She said that under the NMU’s previous contract three years ago, their physicians would have started at a salary of around $110,000 a year, ranging up to $156,000 a year.
Macdonald said she can’t explain how it is that the Keewatin board is able to pay more money to its directly-hired physicians, when it turned down an NMU proposal under which doctors would have been paid less.
“I sure hope Med-Emerg isn’t charging them much for recruiting,” Macdonald said. “It’s a little odd, isn’t it?”
When Kivallivik MLA Kevin O’Brien issued a call to NWT Commissioner Helen Maksagak two weeks ago for a public inquiry into the Keewatin health board, he blasted Med-Emerg’s work.
A few weeks ago as well, Yellowknife South MLA Seamus Henry blasted the $500,000 Med-Emerg report, saying it’s useful only as a “doorstop.”
Meanwhile, the Kivalliq Inuit Association says an internal bureaucratic “review” of the Keewatin health board’s decision to end its relationship with the NMU ordered last week by Health Minister Kelvin Ng is “unsatisfactory.”
A KIA press release says the organization still wants a public inquiry. The KIA is also looking into the idea of getting a judge to review the legality of the KRHB’s actions.
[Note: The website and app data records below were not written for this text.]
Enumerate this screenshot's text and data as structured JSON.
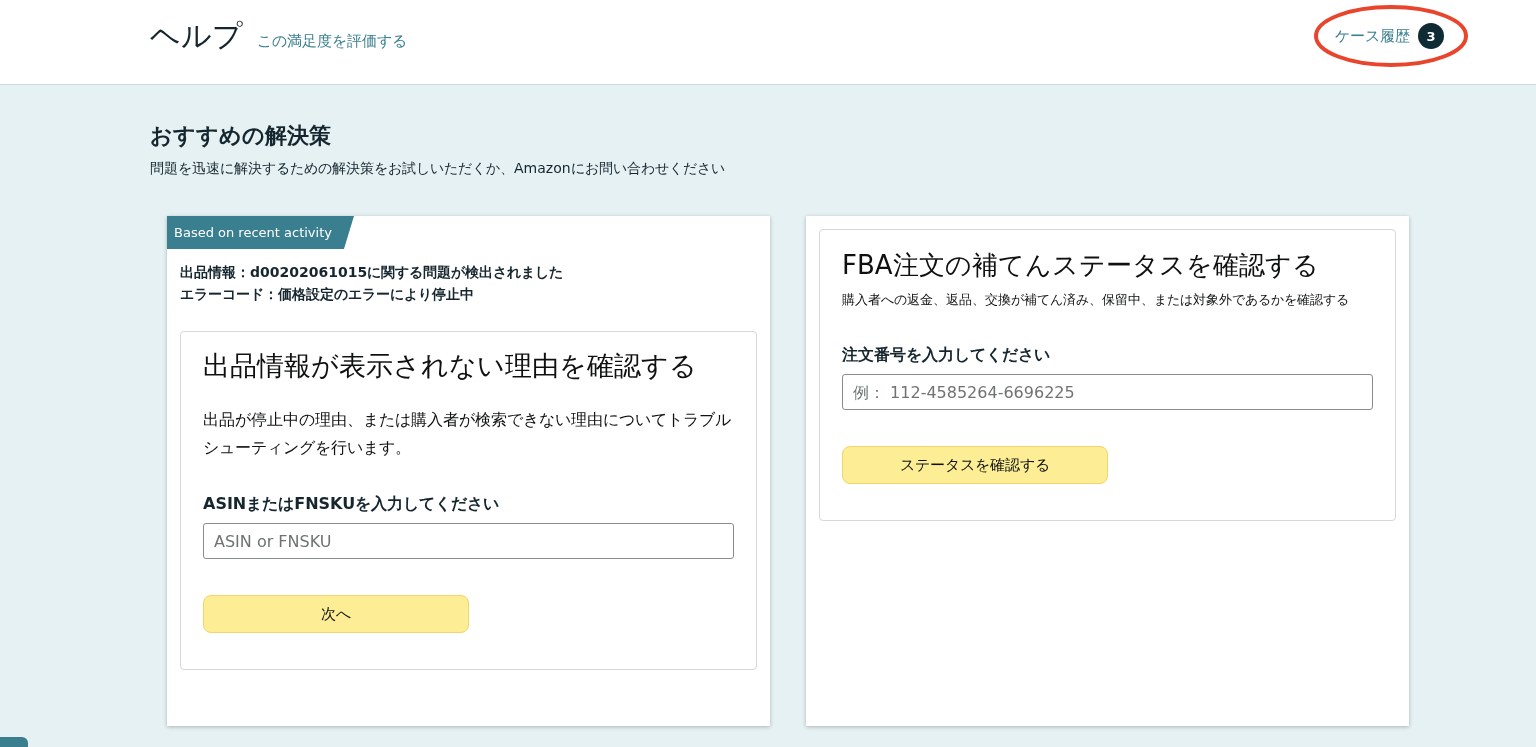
{
  "header": {
    "title": "ヘルプ",
    "rate_link": "この満足度を評価する",
    "case_history": {
      "label": "ケース履歴",
      "count": "3"
    },
    "annotation": {
      "kind": "ellipse"
    }
  },
  "section": {
    "title": "おすすめの解決策",
    "subtitle": "問題を迅速に解決するための解決策をお試しいただくか、Amazonにお問い合わせください"
  },
  "cards": [
    {
      "badge": "Based on recent activity",
      "alerts": [
        "出品情報：d00202061015に関する問題が検出されました",
        "エラーコード：価格設定のエラーにより停止中"
      ],
      "panel": {
        "title": "出品情報が表示されない理由を確認する",
        "description": "出品が停止中の理由、または購入者が検索できない理由についてトラブルシューティングを行います。",
        "field_label": "ASINまたはFNSKUを入力してください",
        "placeholder": "ASIN or FNSKU",
        "button": "次へ"
      }
    },
    {
      "panel": {
        "title": "FBA注文の補てんステータスを確認する",
        "description": "購入者への返金、返品、交換が補てん済み、保留中、または対象外であるかを確認する",
        "field_label": "注文番号を入力してください",
        "placeholder": "例： 112-4585264-6696225",
        "button": "ステータスを確認する"
      }
    }
  ]
}
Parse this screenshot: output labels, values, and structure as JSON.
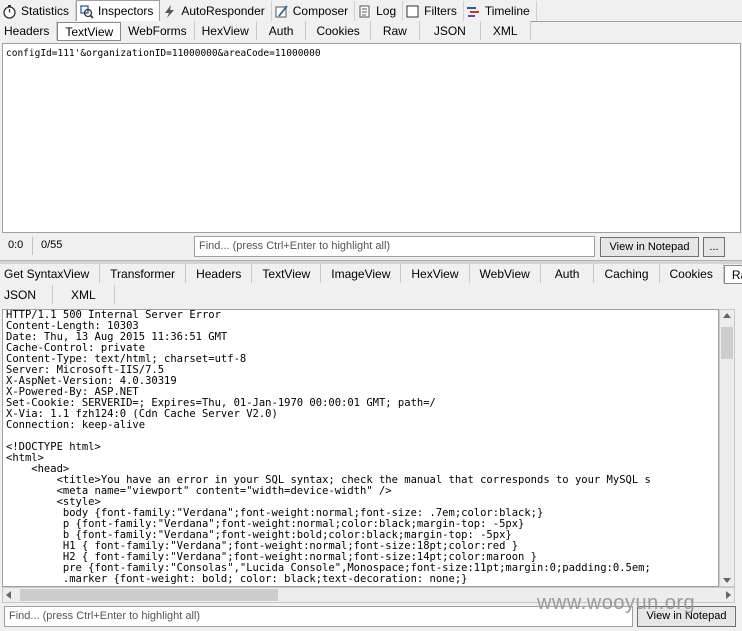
{
  "top_tabs": [
    {
      "label": "Statistics",
      "icon": "stopwatch-icon",
      "active": false
    },
    {
      "label": "Inspectors",
      "icon": "inspector-icon",
      "active": true
    },
    {
      "label": "AutoResponder",
      "icon": "lightning-icon",
      "active": false
    },
    {
      "label": "Composer",
      "icon": "composer-icon",
      "active": false
    },
    {
      "label": "Log",
      "icon": "log-icon",
      "active": false
    },
    {
      "label": "Filters",
      "icon": "checkbox-icon",
      "active": false
    },
    {
      "label": "Timeline",
      "icon": "timeline-icon",
      "active": false
    }
  ],
  "request": {
    "tabs": [
      "Headers",
      "TextView",
      "WebForms",
      "HexView",
      "Auth",
      "Cookies",
      "Raw",
      "JSON",
      "XML"
    ],
    "active_tab": "TextView",
    "body": "configId=111'&organizationID=11000000&areaCode=11000000",
    "status_position": "0:0",
    "status_length": "0/55",
    "find_placeholder": "Find... (press Ctrl+Enter to highlight all)",
    "notepad_label": "View in Notepad",
    "more_label": "..."
  },
  "response": {
    "tabs_row1": [
      "Get SyntaxView",
      "Transformer",
      "Headers",
      "TextView",
      "ImageView",
      "HexView",
      "WebView",
      "Auth",
      "Caching",
      "Cookies",
      "Raw"
    ],
    "tabs_row2": [
      "JSON",
      "XML"
    ],
    "active_tab": "Raw",
    "lines": [
      "HTTP/1.1 500 Internal Server Error",
      "Content-Length: 10303",
      "Date: Thu, 13 Aug 2015 11:36:51 GMT",
      "Cache-Control: private",
      "Content-Type: text/html; charset=utf-8",
      "Server: Microsoft-IIS/7.5",
      "X-AspNet-Version: 4.0.30319",
      "X-Powered-By: ASP.NET",
      "Set-Cookie: SERVERID=; Expires=Thu, 01-Jan-1970 00:00:01 GMT; path=/",
      "X-Via: 1.1 fzh124:0 (Cdn Cache Server V2.0)",
      "Connection: keep-alive",
      "",
      "<!DOCTYPE html>",
      "<html>",
      "    <head>",
      "        <title>You have an error in your SQL syntax; check the manual that corresponds to your MySQL s",
      "        <meta name=\"viewport\" content=\"width=device-width\" />",
      "        <style>",
      "         body {font-family:\"Verdana\";font-weight:normal;font-size: .7em;color:black;}",
      "         p {font-family:\"Verdana\";font-weight:normal;color:black;margin-top: -5px}",
      "         b {font-family:\"Verdana\";font-weight:bold;color:black;margin-top: -5px}",
      "         H1 { font-family:\"Verdana\";font-weight:normal;font-size:18pt;color:red }",
      "         H2 { font-family:\"Verdana\";font-weight:normal;font-size:14pt;color:maroon }",
      "         pre {font-family:\"Consolas\",\"Lucida Console\",Monospace;font-size:11pt;margin:0;padding:0.5em;",
      "         .marker {font-weight: bold; color: black;text-decoration: none;}"
    ],
    "find_placeholder": "Find... (press Ctrl+Enter to highlight all)",
    "notepad_label": "View in Notepad"
  },
  "watermark": "www.wooyun.org"
}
As of Nunatsiaq News press-time this week, NWT Commissioner Helen Maksagak still hadn’t responded to O’Brien’s call for a public inquiry.